BRIEF —
Please work out how many lines in the records below include the word "نیاز", and reply with that number only.

Stored data:
━━━━━━━━
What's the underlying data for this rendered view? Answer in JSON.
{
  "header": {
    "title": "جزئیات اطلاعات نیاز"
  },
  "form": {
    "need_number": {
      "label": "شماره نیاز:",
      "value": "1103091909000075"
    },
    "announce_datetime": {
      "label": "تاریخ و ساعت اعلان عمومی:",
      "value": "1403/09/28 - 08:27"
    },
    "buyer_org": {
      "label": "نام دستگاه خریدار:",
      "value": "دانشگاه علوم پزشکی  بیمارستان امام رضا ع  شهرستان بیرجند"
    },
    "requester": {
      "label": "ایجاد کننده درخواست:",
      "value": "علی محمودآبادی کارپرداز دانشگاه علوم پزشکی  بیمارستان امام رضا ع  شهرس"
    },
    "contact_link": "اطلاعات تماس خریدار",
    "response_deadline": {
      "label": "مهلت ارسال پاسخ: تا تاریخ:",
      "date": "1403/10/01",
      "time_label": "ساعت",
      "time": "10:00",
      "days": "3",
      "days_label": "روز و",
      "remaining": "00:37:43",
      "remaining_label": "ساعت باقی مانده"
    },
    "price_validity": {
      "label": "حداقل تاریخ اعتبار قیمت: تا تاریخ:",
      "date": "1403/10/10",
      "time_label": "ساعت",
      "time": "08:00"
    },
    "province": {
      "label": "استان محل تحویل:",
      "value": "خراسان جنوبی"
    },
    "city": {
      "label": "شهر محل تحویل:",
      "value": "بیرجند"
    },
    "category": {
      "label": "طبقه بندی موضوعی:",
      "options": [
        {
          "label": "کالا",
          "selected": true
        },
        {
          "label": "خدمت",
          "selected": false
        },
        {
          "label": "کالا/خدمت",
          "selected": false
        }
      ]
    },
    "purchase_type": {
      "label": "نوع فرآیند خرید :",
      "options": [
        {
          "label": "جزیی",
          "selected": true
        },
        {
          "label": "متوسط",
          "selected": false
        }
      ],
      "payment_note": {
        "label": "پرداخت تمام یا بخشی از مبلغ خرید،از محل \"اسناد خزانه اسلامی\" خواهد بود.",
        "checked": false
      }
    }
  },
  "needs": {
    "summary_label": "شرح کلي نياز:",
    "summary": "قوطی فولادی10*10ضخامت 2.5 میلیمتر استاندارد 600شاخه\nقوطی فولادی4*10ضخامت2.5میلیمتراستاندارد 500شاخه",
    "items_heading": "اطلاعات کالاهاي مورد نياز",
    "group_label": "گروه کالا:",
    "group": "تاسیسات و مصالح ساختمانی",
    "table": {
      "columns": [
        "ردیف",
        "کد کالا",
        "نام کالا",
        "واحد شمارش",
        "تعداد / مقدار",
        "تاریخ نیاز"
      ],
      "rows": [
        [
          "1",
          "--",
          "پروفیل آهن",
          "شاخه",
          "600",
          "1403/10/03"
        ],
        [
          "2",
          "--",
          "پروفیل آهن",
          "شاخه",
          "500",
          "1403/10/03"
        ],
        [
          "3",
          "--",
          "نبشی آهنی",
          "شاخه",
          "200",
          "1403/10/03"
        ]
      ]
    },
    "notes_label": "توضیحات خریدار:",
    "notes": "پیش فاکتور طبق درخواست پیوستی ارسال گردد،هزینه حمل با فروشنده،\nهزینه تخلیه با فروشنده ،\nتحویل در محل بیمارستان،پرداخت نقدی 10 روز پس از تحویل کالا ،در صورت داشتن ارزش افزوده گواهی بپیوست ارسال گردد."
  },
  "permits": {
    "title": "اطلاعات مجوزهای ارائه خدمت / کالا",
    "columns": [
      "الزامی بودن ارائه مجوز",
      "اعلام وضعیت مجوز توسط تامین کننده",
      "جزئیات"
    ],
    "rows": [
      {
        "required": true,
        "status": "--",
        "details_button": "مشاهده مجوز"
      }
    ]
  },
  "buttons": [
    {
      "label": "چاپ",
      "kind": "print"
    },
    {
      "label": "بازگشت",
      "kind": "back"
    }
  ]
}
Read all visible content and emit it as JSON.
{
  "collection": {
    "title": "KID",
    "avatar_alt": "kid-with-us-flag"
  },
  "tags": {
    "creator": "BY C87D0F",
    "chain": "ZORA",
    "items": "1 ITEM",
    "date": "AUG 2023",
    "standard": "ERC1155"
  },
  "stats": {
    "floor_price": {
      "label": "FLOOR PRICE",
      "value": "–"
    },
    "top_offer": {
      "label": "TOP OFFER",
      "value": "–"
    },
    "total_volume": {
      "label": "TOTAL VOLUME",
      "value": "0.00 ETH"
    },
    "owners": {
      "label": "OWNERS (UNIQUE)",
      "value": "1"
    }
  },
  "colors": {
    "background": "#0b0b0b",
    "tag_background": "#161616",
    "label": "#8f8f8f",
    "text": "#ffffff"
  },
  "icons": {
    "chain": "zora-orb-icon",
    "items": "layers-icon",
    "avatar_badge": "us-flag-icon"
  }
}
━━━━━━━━
TASK OUTPUT —
3